By: Krystal Register, MS, RDN, LDN, Senior Director, Health & Well-being, FMI
The recent Food as Medicine Policy Summit held in Washington, DC, brought together 250 executives, stakeholders, and thought leaders from the food and beverage industry, government, academia, health care sector and nonprofit organizations to explore opportunities and challenges for Food as Medicine programs. Topics discussed included: expansion of access, reimbursement issues, research and data needs, cultural considerations, community-based partnerships, healthcare systems, policy and the importance of collaboration and continued discussion.

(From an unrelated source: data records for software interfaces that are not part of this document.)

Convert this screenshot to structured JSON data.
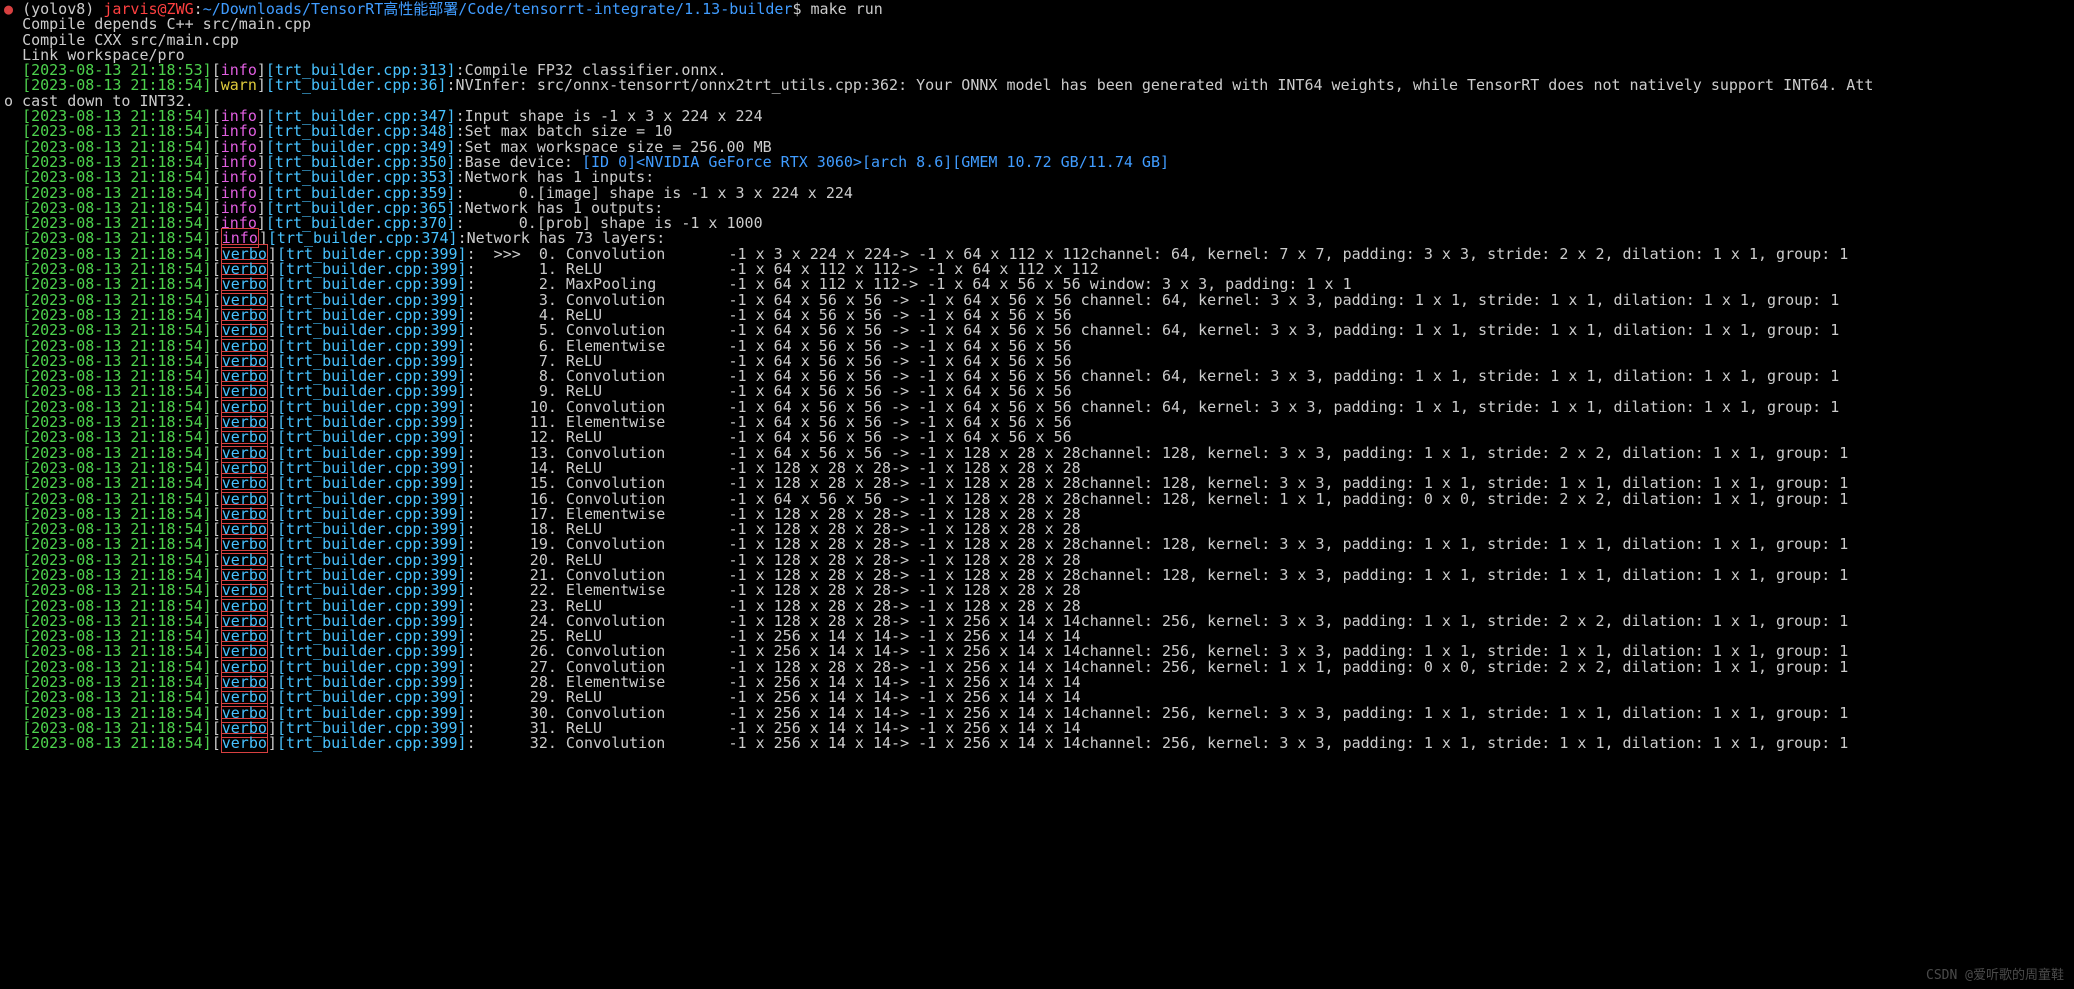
{
  "watermark": "CSDN @爱听歌的周童鞋",
  "prompt": {
    "env": "(yolov8) ",
    "user_host": "jarvis@ZWG",
    "sep": ":",
    "path": "~/Downloads/TensorRT高性能部署/Code/tensorrt-integrate/1.13-builder",
    "dollar": "$ ",
    "cmd": "make run"
  },
  "plain_lines": [
    "Compile depends C++ src/main.cpp",
    "Compile CXX src/main.cpp",
    "Link workspace/pro"
  ],
  "info_lines": [
    {
      "ts": "[2023-08-13 21:18:53]",
      "lvl": "info",
      "src": "[trt_builder.cpp:313]",
      "msg": ":Compile FP32 classifier.onnx."
    },
    {
      "ts": "[2023-08-13 21:18:54]",
      "lvl": "warn",
      "src": "[trt_builder.cpp:36]",
      "msg": ":NVInfer: src/onnx-tensorrt/onnx2trt_utils.cpp:362: Your ONNX model has been generated with INT64 weights, while TensorRT does not natively support INT64. Att",
      "wrap": "o cast down to INT32."
    },
    {
      "ts": "[2023-08-13 21:18:54]",
      "lvl": "info",
      "src": "[trt_builder.cpp:347]",
      "msg": ":Input shape is -1 x 3 x 224 x 224"
    },
    {
      "ts": "[2023-08-13 21:18:54]",
      "lvl": "info",
      "src": "[trt_builder.cpp:348]",
      "msg": ":Set max batch size = 10"
    },
    {
      "ts": "[2023-08-13 21:18:54]",
      "lvl": "info",
      "src": "[trt_builder.cpp:349]",
      "msg": ":Set max workspace size = 256.00 MB"
    },
    {
      "ts": "[2023-08-13 21:18:54]",
      "lvl": "info",
      "src": "[trt_builder.cpp:350]",
      "msg": ":Base device: ",
      "dev": "[ID 0]<NVIDIA GeForce RTX 3060>[arch 8.6][GMEM 10.72 GB/11.74 GB]"
    },
    {
      "ts": "[2023-08-13 21:18:54]",
      "lvl": "info",
      "src": "[trt_builder.cpp:353]",
      "msg": ":Network has 1 inputs:"
    },
    {
      "ts": "[2023-08-13 21:18:54]",
      "lvl": "info",
      "src": "[trt_builder.cpp:359]",
      "msg": ":      0.[image] shape is -1 x 3 x 224 x 224"
    },
    {
      "ts": "[2023-08-13 21:18:54]",
      "lvl": "info",
      "src": "[trt_builder.cpp:365]",
      "msg": ":Network has 1 outputs:"
    },
    {
      "ts": "[2023-08-13 21:18:54]",
      "lvl": "info",
      "src": "[trt_builder.cpp:370]",
      "msg": ":      0.[prob] shape is -1 x 1000"
    },
    {
      "ts": "[2023-08-13 21:18:54]",
      "lvl": "info",
      "src": "[trt_builder.cpp:374]",
      "msg": ":Network has 73 layers:",
      "boxed": true
    }
  ],
  "verbo_common": {
    "ts": "[2023-08-13 21:18:54]",
    "lvl": "verbo",
    "src": "[trt_builder.cpp:399]"
  },
  "verbo_lines": [
    {
      "n": "0",
      "arrow": true,
      "op": "Convolution",
      "shp": "-1 x 3 x 224 x 224-> -1 x 64 x 112 x 112",
      "tail": "channel: 64, kernel: 7 x 7, padding: 3 x 3, stride: 2 x 2, dilation: 1 x 1, group: 1"
    },
    {
      "n": "1",
      "op": "ReLU",
      "shp": "-1 x 64 x 112 x 112-> -1 x 64 x 112 x 112"
    },
    {
      "n": "2",
      "op": "MaxPooling",
      "shp": "-1 x 64 x 112 x 112-> -1 x 64 x 56 x 56",
      "tail": " window: 3 x 3, padding: 1 x 1"
    },
    {
      "n": "3",
      "op": "Convolution",
      "shp": "-1 x 64 x 56 x 56 -> -1 x 64 x 56 x 56",
      "tail": " channel: 64, kernel: 3 x 3, padding: 1 x 1, stride: 1 x 1, dilation: 1 x 1, group: 1"
    },
    {
      "n": "4",
      "op": "ReLU",
      "shp": "-1 x 64 x 56 x 56 -> -1 x 64 x 56 x 56"
    },
    {
      "n": "5",
      "op": "Convolution",
      "shp": "-1 x 64 x 56 x 56 -> -1 x 64 x 56 x 56",
      "tail": " channel: 64, kernel: 3 x 3, padding: 1 x 1, stride: 1 x 1, dilation: 1 x 1, group: 1"
    },
    {
      "n": "6",
      "op": "Elementwise",
      "shp": "-1 x 64 x 56 x 56 -> -1 x 64 x 56 x 56"
    },
    {
      "n": "7",
      "op": "ReLU",
      "shp": "-1 x 64 x 56 x 56 -> -1 x 64 x 56 x 56"
    },
    {
      "n": "8",
      "op": "Convolution",
      "shp": "-1 x 64 x 56 x 56 -> -1 x 64 x 56 x 56",
      "tail": " channel: 64, kernel: 3 x 3, padding: 1 x 1, stride: 1 x 1, dilation: 1 x 1, group: 1"
    },
    {
      "n": "9",
      "op": "ReLU",
      "shp": "-1 x 64 x 56 x 56 -> -1 x 64 x 56 x 56"
    },
    {
      "n": "10",
      "op": "Convolution",
      "shp": "-1 x 64 x 56 x 56 -> -1 x 64 x 56 x 56",
      "tail": " channel: 64, kernel: 3 x 3, padding: 1 x 1, stride: 1 x 1, dilation: 1 x 1, group: 1"
    },
    {
      "n": "11",
      "op": "Elementwise",
      "shp": "-1 x 64 x 56 x 56 -> -1 x 64 x 56 x 56"
    },
    {
      "n": "12",
      "op": "ReLU",
      "shp": "-1 x 64 x 56 x 56 -> -1 x 64 x 56 x 56"
    },
    {
      "n": "13",
      "op": "Convolution",
      "shp": "-1 x 64 x 56 x 56 -> -1 x 128 x 28 x 28",
      "tail": "channel: 128, kernel: 3 x 3, padding: 1 x 1, stride: 2 x 2, dilation: 1 x 1, group: 1"
    },
    {
      "n": "14",
      "op": "ReLU",
      "shp": "-1 x 128 x 28 x 28-> -1 x 128 x 28 x 28"
    },
    {
      "n": "15",
      "op": "Convolution",
      "shp": "-1 x 128 x 28 x 28-> -1 x 128 x 28 x 28",
      "tail": "channel: 128, kernel: 3 x 3, padding: 1 x 1, stride: 1 x 1, dilation: 1 x 1, group: 1"
    },
    {
      "n": "16",
      "op": "Convolution",
      "shp": "-1 x 64 x 56 x 56 -> -1 x 128 x 28 x 28",
      "tail": "channel: 128, kernel: 1 x 1, padding: 0 x 0, stride: 2 x 2, dilation: 1 x 1, group: 1"
    },
    {
      "n": "17",
      "op": "Elementwise",
      "shp": "-1 x 128 x 28 x 28-> -1 x 128 x 28 x 28"
    },
    {
      "n": "18",
      "op": "ReLU",
      "shp": "-1 x 128 x 28 x 28-> -1 x 128 x 28 x 28"
    },
    {
      "n": "19",
      "op": "Convolution",
      "shp": "-1 x 128 x 28 x 28-> -1 x 128 x 28 x 28",
      "tail": "channel: 128, kernel: 3 x 3, padding: 1 x 1, stride: 1 x 1, dilation: 1 x 1, group: 1"
    },
    {
      "n": "20",
      "op": "ReLU",
      "shp": "-1 x 128 x 28 x 28-> -1 x 128 x 28 x 28"
    },
    {
      "n": "21",
      "op": "Convolution",
      "shp": "-1 x 128 x 28 x 28-> -1 x 128 x 28 x 28",
      "tail": "channel: 128, kernel: 3 x 3, padding: 1 x 1, stride: 1 x 1, dilation: 1 x 1, group: 1"
    },
    {
      "n": "22",
      "op": "Elementwise",
      "shp": "-1 x 128 x 28 x 28-> -1 x 128 x 28 x 28"
    },
    {
      "n": "23",
      "op": "ReLU",
      "shp": "-1 x 128 x 28 x 28-> -1 x 128 x 28 x 28"
    },
    {
      "n": "24",
      "op": "Convolution",
      "shp": "-1 x 128 x 28 x 28-> -1 x 256 x 14 x 14",
      "tail": "channel: 256, kernel: 3 x 3, padding: 1 x 1, stride: 2 x 2, dilation: 1 x 1, group: 1"
    },
    {
      "n": "25",
      "op": "ReLU",
      "shp": "-1 x 256 x 14 x 14-> -1 x 256 x 14 x 14"
    },
    {
      "n": "26",
      "op": "Convolution",
      "shp": "-1 x 256 x 14 x 14-> -1 x 256 x 14 x 14",
      "tail": "channel: 256, kernel: 3 x 3, padding: 1 x 1, stride: 1 x 1, dilation: 1 x 1, group: 1"
    },
    {
      "n": "27",
      "op": "Convolution",
      "shp": "-1 x 128 x 28 x 28-> -1 x 256 x 14 x 14",
      "tail": "channel: 256, kernel: 1 x 1, padding: 0 x 0, stride: 2 x 2, dilation: 1 x 1, group: 1"
    },
    {
      "n": "28",
      "op": "Elementwise",
      "shp": "-1 x 256 x 14 x 14-> -1 x 256 x 14 x 14"
    },
    {
      "n": "29",
      "op": "ReLU",
      "shp": "-1 x 256 x 14 x 14-> -1 x 256 x 14 x 14"
    },
    {
      "n": "30",
      "op": "Convolution",
      "shp": "-1 x 256 x 14 x 14-> -1 x 256 x 14 x 14",
      "tail": "channel: 256, kernel: 3 x 3, padding: 1 x 1, stride: 1 x 1, dilation: 1 x 1, group: 1"
    },
    {
      "n": "31",
      "op": "ReLU",
      "shp": "-1 x 256 x 14 x 14-> -1 x 256 x 14 x 14"
    },
    {
      "n": "32",
      "op": "Convolution",
      "shp": "-1 x 256 x 14 x 14-> -1 x 256 x 14 x 14",
      "tail": "channel: 256, kernel: 3 x 3, padding: 1 x 1, stride: 1 x 1, dilation: 1 x 1, group: 1"
    }
  ],
  "layout": {
    "prefix_width": 7,
    "op_width": 18,
    "shape_start_col": 79
  }
}
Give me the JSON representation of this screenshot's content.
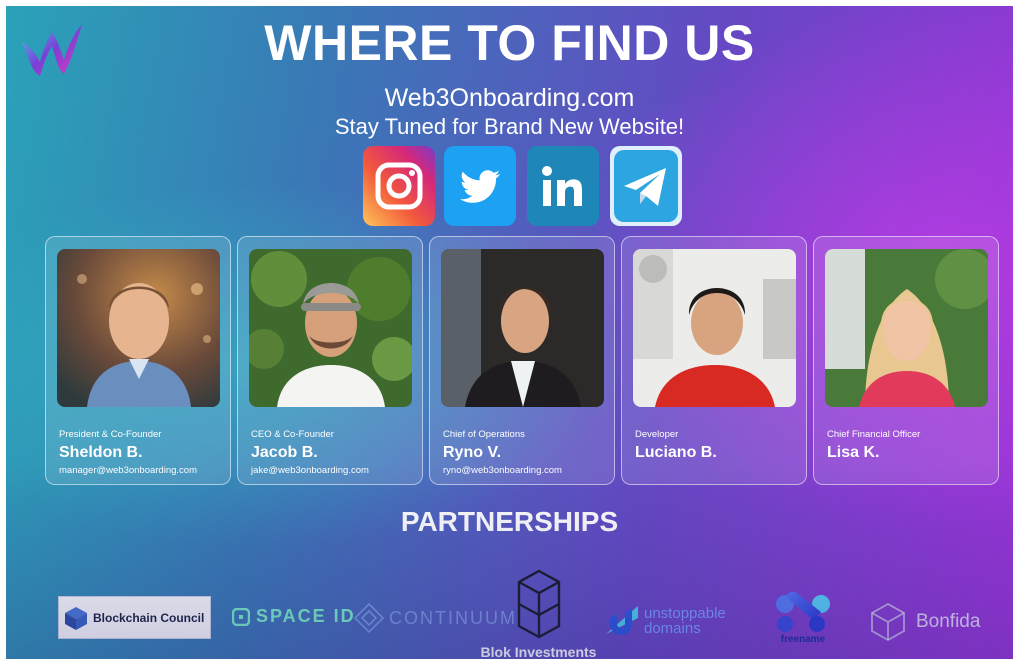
{
  "header": {
    "title": "WHERE TO FIND US",
    "website": "Web3Onboarding.com",
    "tagline": "Stay Tuned for Brand New Website!"
  },
  "brand": {
    "logo_icon": "w3o-logo-icon",
    "colors": {
      "pink": "#e23ab8",
      "cyan": "#3fd0e8",
      "purple": "#7a3fd8"
    }
  },
  "social": [
    {
      "name": "instagram",
      "icon": "instagram-icon"
    },
    {
      "name": "twitter",
      "icon": "twitter-icon"
    },
    {
      "name": "linkedin",
      "icon": "linkedin-icon"
    },
    {
      "name": "telegram",
      "icon": "telegram-icon"
    }
  ],
  "team": [
    {
      "role": "President & Co-Founder",
      "name": "Sheldon B.",
      "email": "manager@web3onboarding.com"
    },
    {
      "role": "CEO & Co-Founder",
      "name": "Jacob B.",
      "email": "jake@web3onboarding.com"
    },
    {
      "role": "Chief of Operations",
      "name": "Ryno V.",
      "email": "ryno@web3onboarding.com"
    },
    {
      "role": "Developer",
      "name": "Luciano B.",
      "email": ""
    },
    {
      "role": "Chief Financial Officer",
      "name": "Lisa K.",
      "email": ""
    }
  ],
  "partnerships": {
    "title": "PARTNERSHIPS",
    "partners": [
      {
        "name": "Blockchain Council",
        "icon": "blockchain-council-cube-icon"
      },
      {
        "name": "SPACE ID",
        "icon": "space-id-icon"
      },
      {
        "name": "CONTINUUM",
        "icon": "continuum-icon"
      },
      {
        "name": "Blok Investments",
        "icon": "blok-cube-icon"
      },
      {
        "name": "unstoppable domains",
        "line1": "unstoppable",
        "line2": "domains",
        "icon": "unstoppable-domains-icon"
      },
      {
        "name": "freename",
        "icon": "freename-icon"
      },
      {
        "name": "Bonfida",
        "icon": "bonfida-icon"
      }
    ]
  }
}
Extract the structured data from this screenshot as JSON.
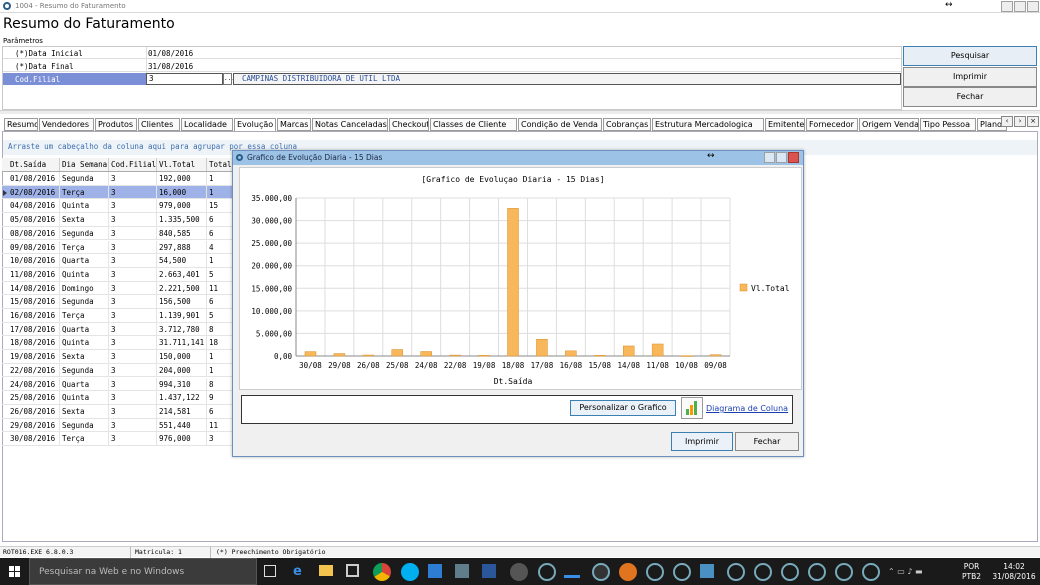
{
  "window": {
    "title": "1004 - Resumo do Faturamento",
    "heading": "Resumo do Faturamento",
    "params_label": "Parâmetros"
  },
  "params": [
    {
      "label": "(*)Data Inicial",
      "value": "01/08/2016"
    },
    {
      "label": "(*)Data Final",
      "value": "31/08/2016"
    },
    {
      "label": "Cod.Filial",
      "value": "3",
      "desc": "CAMPINAS DISTRIBUIDORA DE UTIL LTDA",
      "ellipsis": "..."
    }
  ],
  "actions": {
    "pesquisar": "Pesquisar",
    "imprimir": "Imprimir",
    "fechar": "Fechar"
  },
  "tabs": [
    "Resumo",
    "Vendedores",
    "Produtos",
    "Clientes",
    "Localidade",
    "Evolução",
    "Marcas",
    "Notas Canceladas",
    "Checkout",
    "Classes de Cliente",
    "Condição de Venda",
    "Cobranças",
    "Estrutura Mercadologica",
    "Emitente",
    "Fornecedor",
    "Origem Venda",
    "Tipo Pessoa",
    "Plano"
  ],
  "active_tab": "Evolução",
  "group_hint": "Arraste um cabeçalho da coluna aqui para agrupar por essa coluna",
  "grid": {
    "columns": [
      "Dt.Saída",
      "Dia Semana",
      "Cod.Filial",
      "Vl.Total",
      "Total"
    ],
    "rows": [
      [
        "01/08/2016",
        "Segunda",
        "3",
        "192,000",
        "1"
      ],
      [
        "02/08/2016",
        "Terça",
        "3",
        "16,000",
        "1"
      ],
      [
        "04/08/2016",
        "Quinta",
        "3",
        "979,000",
        "15"
      ],
      [
        "05/08/2016",
        "Sexta",
        "3",
        "1.335,500",
        "6"
      ],
      [
        "08/08/2016",
        "Segunda",
        "3",
        "840,585",
        "6"
      ],
      [
        "09/08/2016",
        "Terça",
        "3",
        "297,888",
        "4"
      ],
      [
        "10/08/2016",
        "Quarta",
        "3",
        "54,500",
        "1"
      ],
      [
        "11/08/2016",
        "Quinta",
        "3",
        "2.663,401",
        "5"
      ],
      [
        "14/08/2016",
        "Domingo",
        "3",
        "2.221,500",
        "11"
      ],
      [
        "15/08/2016",
        "Segunda",
        "3",
        "156,500",
        "6"
      ],
      [
        "16/08/2016",
        "Terça",
        "3",
        "1.139,901",
        "5"
      ],
      [
        "17/08/2016",
        "Quarta",
        "3",
        "3.712,780",
        "8"
      ],
      [
        "18/08/2016",
        "Quinta",
        "3",
        "31.711,141",
        "18"
      ],
      [
        "19/08/2016",
        "Sexta",
        "3",
        "150,000",
        "1"
      ],
      [
        "22/08/2016",
        "Segunda",
        "3",
        "204,000",
        "1"
      ],
      [
        "24/08/2016",
        "Quarta",
        "3",
        "994,310",
        "8"
      ],
      [
        "25/08/2016",
        "Quinta",
        "3",
        "1.437,122",
        "9"
      ],
      [
        "26/08/2016",
        "Sexta",
        "3",
        "214,581",
        "6"
      ],
      [
        "29/08/2016",
        "Segunda",
        "3",
        "551,440",
        "11"
      ],
      [
        "30/08/2016",
        "Terça",
        "3",
        "976,000",
        "3"
      ]
    ],
    "selected_row": 1
  },
  "dialog": {
    "title": "Grafico de Evolução Diaria - 15 Dias",
    "custom_btn": "Personalizar o Grafico",
    "link": "Diagrama de Coluna",
    "imprimir": "Imprimir",
    "fechar": "Fechar"
  },
  "chart_data": {
    "type": "bar",
    "title": "[Grafico de Evoluçao Diaria - 15 Dias]",
    "xlabel": "Dt.Saída",
    "ylabel": "",
    "categories": [
      "30/08",
      "29/08",
      "26/08",
      "25/08",
      "24/08",
      "22/08",
      "19/08",
      "18/08",
      "17/08",
      "16/08",
      "15/08",
      "14/08",
      "11/08",
      "10/08",
      "09/08"
    ],
    "series": [
      {
        "name": "Vl.Total",
        "values": [
          976,
          551.44,
          214.581,
          1437.122,
          994.31,
          204,
          150,
          32711.141,
          3712.78,
          1139.901,
          156.5,
          2221.5,
          2663.401,
          54.5,
          297.888
        ]
      }
    ],
    "ylim": [
      0,
      35000
    ],
    "yticks": [
      "0,00",
      "5.000,00",
      "10.000,00",
      "15.000,00",
      "20.000,00",
      "25.000,00",
      "30.000,00",
      "35.000,00"
    ],
    "grid": true,
    "legend": "right",
    "bar_color": "#f8b75a"
  },
  "status": [
    "ROT016.EXE 6.8.0.3",
    "Matricula: 1",
    "(*) Preechimento Obrigatório"
  ],
  "taskbar": {
    "search": "Pesquisar na Web e no Windows",
    "lang1": "POR",
    "lang2": "PTB2",
    "time": "14:02",
    "date": "31/08/2016"
  }
}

From a registered dietitian nutritionist (RDN) perspective, there was overwhelming support for the RDN involvement in Food as Medicine program development and execution. Many speakers recognized the importance of leveraging the knowledge, expertise and services of RDNs, and were repeatedly supported with applause from the audience. Along these same lines, the Medical Nutrition Therapy Act was also addressed many times as a potential catalyst for the expansion of reimbursable services and increased referrals to RDNs, again with audible support from the audience.
After the opening session, a question raised by an audience member stuck with me: “Getting healthy food into homes is just part of the work, what are you doing to educate consumers and patients about how to prepare, cook, eat and store the food?” This question connected directly to my presentation later in the day on the opportunity for food as medicine programs in the grocery store setting.
When Food as Medicine programs, such as produce prescriptions, nutrition incentives and medically tailored nutrition, are executed in the grocery store, they are directly supported by the work of registered dietitians connecting with consumers to personalize choices and support behavior change with guidance on shopping, cooking and eating. The combination of these program models in the grocery store setting, with RDN involvement, ultimately provides a return on investment for key stakeholders and improves health outcomes.
During a panel on defining the Food as Medicine ecosystem, Emily Rider, RDN, LD, Nutrition Program Development Manager with Kroger, emphasized the importance of leveraging the expertise of RDNs and the impact of providing personalized education at the point of purchase. She reiterated the notion that the grocery store provides the perfect intersection of food and nutrition to improve health. Emily described MNT as “the art of combining the many complexities of life,” explaining how RDNs take many factors into account to ensure that recommendations are practical, personal and culturally relevant.
FMI Chief Public Policy Officer Jennifer Hatcher participated in a panel discussion on driving Food as Medicine policy in a meaningful way. Jennifer was on stage alongside Stacy Bates, RDN, CDE, Director of Wellness Nutrition Services with H-E-B, and together they shared opportunities for the food industry and challenges from a policy perspective. Jennifer emphasized the importance of crafting Food as Medicine programs that are seamless for shoppers, scalable for food retailers of any size, efficient for grocers operating on slim profit margins and measurable to show positive results for sponsors. Stacy added that we need to meet customers where they are to help move them along and best support these initiatives.
To learn more about the role of the grocery store and food retail program models: